George Perkins Marsh – Man and Nature (1864)
- Warned of ecological damage from destruction of forest resources. Establishment of National Forest Reserve (1873).
Theodore Roosevelt and Gifford Pinchot (circa 1905)
- Framework for national forest, park, and refuge system
- Pinchot promoted the conservation of natural resources to provide for the “greatest good, for the greatest number (of people) for the longest time.”
- “The first principle of conservation is development and use of the natural resources now existing on this continent for the benefit of the people who live here now. There may be just as much waste in neglecting the development and use of certain natural resources as there is in their destruction.” (Pinchot)
Preserving nature on the basis of moral and aesthetic values has been termed biocentric or “altruistic” preservation
“The world, we are told, was made for man.
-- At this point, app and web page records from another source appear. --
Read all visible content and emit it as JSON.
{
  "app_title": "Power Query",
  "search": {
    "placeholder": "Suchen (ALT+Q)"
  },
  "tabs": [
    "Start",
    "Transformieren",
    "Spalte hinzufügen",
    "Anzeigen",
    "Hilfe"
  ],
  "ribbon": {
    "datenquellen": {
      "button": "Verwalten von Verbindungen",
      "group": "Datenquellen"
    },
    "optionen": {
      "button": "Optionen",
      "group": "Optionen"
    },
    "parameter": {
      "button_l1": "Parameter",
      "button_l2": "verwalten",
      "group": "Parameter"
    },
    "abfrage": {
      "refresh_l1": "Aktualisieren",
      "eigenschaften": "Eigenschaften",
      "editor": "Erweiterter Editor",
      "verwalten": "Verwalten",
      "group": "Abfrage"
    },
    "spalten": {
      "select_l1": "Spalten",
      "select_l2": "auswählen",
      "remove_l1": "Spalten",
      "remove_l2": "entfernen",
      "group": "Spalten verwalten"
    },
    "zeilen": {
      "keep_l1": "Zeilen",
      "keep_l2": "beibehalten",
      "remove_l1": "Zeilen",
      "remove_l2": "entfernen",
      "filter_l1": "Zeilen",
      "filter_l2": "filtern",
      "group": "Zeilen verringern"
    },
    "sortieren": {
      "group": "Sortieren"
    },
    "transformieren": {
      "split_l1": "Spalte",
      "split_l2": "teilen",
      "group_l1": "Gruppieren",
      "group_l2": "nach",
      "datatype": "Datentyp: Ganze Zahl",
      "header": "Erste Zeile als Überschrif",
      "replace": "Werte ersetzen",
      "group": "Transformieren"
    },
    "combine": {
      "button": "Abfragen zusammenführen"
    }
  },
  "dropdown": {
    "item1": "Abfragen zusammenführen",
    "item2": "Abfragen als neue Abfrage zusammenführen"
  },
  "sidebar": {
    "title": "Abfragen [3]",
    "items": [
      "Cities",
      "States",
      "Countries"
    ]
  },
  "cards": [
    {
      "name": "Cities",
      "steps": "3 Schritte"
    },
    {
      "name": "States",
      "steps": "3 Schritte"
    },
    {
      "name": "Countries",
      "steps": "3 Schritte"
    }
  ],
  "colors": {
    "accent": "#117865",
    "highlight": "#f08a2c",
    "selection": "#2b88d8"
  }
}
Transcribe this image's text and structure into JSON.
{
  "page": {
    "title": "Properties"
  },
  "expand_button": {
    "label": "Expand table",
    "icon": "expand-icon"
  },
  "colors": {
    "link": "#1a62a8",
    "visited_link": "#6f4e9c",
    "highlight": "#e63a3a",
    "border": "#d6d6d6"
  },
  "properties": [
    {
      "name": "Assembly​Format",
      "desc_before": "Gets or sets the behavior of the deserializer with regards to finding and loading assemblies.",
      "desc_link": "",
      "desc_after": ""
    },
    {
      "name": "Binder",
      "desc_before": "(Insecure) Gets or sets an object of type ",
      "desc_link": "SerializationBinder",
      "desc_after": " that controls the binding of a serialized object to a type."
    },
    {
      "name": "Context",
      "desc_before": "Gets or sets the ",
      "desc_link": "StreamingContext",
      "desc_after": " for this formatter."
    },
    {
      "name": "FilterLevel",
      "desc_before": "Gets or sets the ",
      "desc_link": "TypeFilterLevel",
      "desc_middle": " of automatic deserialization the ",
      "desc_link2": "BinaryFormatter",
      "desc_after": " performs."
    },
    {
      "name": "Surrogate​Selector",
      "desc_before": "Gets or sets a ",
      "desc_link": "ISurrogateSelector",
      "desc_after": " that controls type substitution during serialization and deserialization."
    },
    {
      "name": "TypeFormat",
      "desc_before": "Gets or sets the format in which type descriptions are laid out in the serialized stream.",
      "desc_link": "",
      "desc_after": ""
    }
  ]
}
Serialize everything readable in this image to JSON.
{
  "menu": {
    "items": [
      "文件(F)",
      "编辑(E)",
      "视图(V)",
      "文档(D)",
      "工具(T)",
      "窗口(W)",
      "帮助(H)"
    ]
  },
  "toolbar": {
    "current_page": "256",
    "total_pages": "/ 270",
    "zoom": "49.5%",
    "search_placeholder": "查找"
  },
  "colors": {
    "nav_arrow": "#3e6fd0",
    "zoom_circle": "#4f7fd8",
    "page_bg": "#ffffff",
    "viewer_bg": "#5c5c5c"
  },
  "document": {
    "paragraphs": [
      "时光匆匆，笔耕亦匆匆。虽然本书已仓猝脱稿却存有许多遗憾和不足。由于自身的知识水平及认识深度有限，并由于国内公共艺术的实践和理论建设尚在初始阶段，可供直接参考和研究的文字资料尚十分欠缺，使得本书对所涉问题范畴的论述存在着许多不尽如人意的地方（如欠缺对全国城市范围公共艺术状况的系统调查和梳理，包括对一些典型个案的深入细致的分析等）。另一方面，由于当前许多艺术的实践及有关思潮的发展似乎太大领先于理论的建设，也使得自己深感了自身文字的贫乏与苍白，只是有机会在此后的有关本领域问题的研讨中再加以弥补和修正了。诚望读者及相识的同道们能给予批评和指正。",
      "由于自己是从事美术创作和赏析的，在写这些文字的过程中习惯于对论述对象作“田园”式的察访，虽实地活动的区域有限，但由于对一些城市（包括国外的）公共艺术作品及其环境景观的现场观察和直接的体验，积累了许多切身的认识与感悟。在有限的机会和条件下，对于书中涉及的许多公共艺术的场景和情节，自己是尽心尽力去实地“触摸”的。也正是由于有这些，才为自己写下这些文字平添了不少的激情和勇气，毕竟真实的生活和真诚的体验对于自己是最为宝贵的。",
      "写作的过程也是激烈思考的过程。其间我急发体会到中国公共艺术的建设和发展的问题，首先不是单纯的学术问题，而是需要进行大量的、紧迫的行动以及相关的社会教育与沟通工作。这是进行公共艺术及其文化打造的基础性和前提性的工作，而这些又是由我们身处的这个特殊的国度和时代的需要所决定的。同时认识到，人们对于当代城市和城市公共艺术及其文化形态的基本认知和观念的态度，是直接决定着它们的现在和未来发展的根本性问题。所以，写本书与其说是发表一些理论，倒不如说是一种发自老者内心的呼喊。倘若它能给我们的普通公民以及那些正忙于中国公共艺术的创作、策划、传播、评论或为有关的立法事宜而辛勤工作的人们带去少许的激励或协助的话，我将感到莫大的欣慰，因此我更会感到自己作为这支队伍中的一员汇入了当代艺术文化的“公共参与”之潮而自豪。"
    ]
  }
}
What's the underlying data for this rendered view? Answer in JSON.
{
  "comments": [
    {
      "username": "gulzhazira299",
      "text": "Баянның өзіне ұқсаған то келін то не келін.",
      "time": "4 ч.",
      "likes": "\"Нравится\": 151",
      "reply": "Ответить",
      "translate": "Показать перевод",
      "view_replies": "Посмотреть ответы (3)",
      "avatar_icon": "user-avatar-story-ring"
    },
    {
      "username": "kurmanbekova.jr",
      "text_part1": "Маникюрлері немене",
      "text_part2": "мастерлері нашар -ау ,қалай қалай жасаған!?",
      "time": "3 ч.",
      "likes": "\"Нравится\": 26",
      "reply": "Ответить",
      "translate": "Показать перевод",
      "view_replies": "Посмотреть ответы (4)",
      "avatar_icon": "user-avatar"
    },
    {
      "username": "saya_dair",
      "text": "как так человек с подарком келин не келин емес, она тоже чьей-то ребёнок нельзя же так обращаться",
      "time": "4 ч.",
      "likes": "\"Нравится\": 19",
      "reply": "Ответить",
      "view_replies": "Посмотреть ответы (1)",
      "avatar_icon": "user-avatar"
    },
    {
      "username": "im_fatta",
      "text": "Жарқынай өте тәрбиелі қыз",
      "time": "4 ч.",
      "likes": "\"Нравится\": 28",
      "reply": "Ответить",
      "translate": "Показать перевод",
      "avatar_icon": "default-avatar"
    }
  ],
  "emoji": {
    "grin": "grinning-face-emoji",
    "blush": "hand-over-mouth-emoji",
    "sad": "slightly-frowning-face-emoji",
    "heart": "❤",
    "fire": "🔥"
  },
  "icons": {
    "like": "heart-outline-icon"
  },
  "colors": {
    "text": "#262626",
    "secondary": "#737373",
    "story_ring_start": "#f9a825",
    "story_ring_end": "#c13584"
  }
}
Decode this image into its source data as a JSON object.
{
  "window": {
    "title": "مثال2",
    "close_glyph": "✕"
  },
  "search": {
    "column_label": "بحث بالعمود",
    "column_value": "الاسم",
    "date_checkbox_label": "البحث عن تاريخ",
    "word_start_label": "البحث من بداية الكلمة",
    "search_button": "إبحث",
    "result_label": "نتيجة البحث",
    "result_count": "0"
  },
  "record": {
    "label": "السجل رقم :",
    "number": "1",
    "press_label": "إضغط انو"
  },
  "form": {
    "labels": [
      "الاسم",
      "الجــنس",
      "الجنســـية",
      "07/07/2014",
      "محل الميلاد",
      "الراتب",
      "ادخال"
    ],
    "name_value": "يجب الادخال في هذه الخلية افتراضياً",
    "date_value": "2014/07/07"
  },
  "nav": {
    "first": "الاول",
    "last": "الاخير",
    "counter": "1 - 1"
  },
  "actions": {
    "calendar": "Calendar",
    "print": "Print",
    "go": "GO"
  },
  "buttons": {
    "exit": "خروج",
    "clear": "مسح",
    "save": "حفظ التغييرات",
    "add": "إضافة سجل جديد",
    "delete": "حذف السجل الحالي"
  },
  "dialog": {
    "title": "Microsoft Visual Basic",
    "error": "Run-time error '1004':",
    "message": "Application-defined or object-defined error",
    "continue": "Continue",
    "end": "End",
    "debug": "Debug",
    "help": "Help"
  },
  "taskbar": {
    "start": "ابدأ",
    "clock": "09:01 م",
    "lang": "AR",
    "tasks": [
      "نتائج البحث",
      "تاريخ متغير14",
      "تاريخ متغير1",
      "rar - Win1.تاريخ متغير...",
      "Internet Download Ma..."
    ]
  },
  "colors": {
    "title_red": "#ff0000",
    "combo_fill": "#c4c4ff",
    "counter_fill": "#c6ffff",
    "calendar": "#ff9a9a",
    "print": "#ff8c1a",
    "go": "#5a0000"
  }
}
A presumption that is totally unsupported by the facts… Nature’s object in making animals and plants might possibly be first of all the happiness of each one of them… Why ought man to value himself as more than an infinitely small unit of the one great unit of creation?”
John Muir, geologist, author and the first president of the Sierra Club
Nature deserves to exist for its own sake.
Often at odds with Utilitarian Conservation approach.
Modern industrial expansion and development of domestic and defense-related chemicals during and after the Second World War created a new set of environmental problems.
1962: Rachel Carlson, Silent Spring http://clinton2.nara.gov/WH/EOP/OVP/24hours/carlson.html
Carlson wrote about chemical pollution and the threats posed to humans and other species.
- Wrote about chemical pollution and the threats posed to humans and other species
- Her warnings awakened the public and engendered a movement of environmentalism, extending previous concerns to include both environmental resources and pollution
- Developed for activists, litigation, intervention in regulatory process, use of mass media, promotion of scientific research
1971: Greenpeace founded in B.C.
1972: first Earth Summit
1987: Brundtland Report Our Common Future
- established the foundation for all future work on sustainable development
1992: Rio Earth Summit
- produced a number of conventions:
- Rio Declaration on Environment and Development
- Agenda 21: The United Nations Program of Action from Rio
- Convention on Biological Diversity
- Framework Convention on Climate Change
- Statement of Forest Principles
- Pre 1960s pollution issues largely concerned with health
- 1960s public awakening to environmental issues usually local in scale
- late 1970s regional, more complex problems
- 1980s on, global issues
- Planet Earth
- Environmental dilemmas
- Food shortages
- Human population growth
- Atomic weapons testing
- Atomic power
- Fossil fuel extraction and use
- Air and water pollution
- The movement of global environmentalism recognizes that we must be concerned with the life support system of the whole planet.
- Leaders of this movement have been central in bringing global issues to the forefront of the public’s attention
- 1992 U.N. “Earth Summit” – international cooperation and awareness of the need for global environmentalism
- Rich vs. poor
- North vs. South
- Developed countries vs. Undeveloped countries
- First, second, third and fourth countries
- Environmental groups
- Grey literature
- Produces reports and brochures
- Multiple levels (federal, provincial, municipal, international)
- Multiple departments/agencies
- Obstacles to access include scattering of information, grey literature
- Report literature, particularly government reports, can be valuable
- Scientific sources
- Question of reliability/interpretation
- Corporate sources
- E.g. businesses such as Shell
- The media
- TV and newspapers major source of information on the environment, along with the Internet. Do you trust them anymore?
- Term employed by businesses and advertisers
- Idea is being environmentally friendly
- Many environmentalists argue that ‘green consumerism’ is a self-contradicting term, and believe that the goal should be to reduce consumption, not merely redefine it. https://web.archive.org/web/20100411194140/http://www.bsdglobal.com/markets/eco_label_challenges.asp
- The “Greens” an environmental movement influential in European politics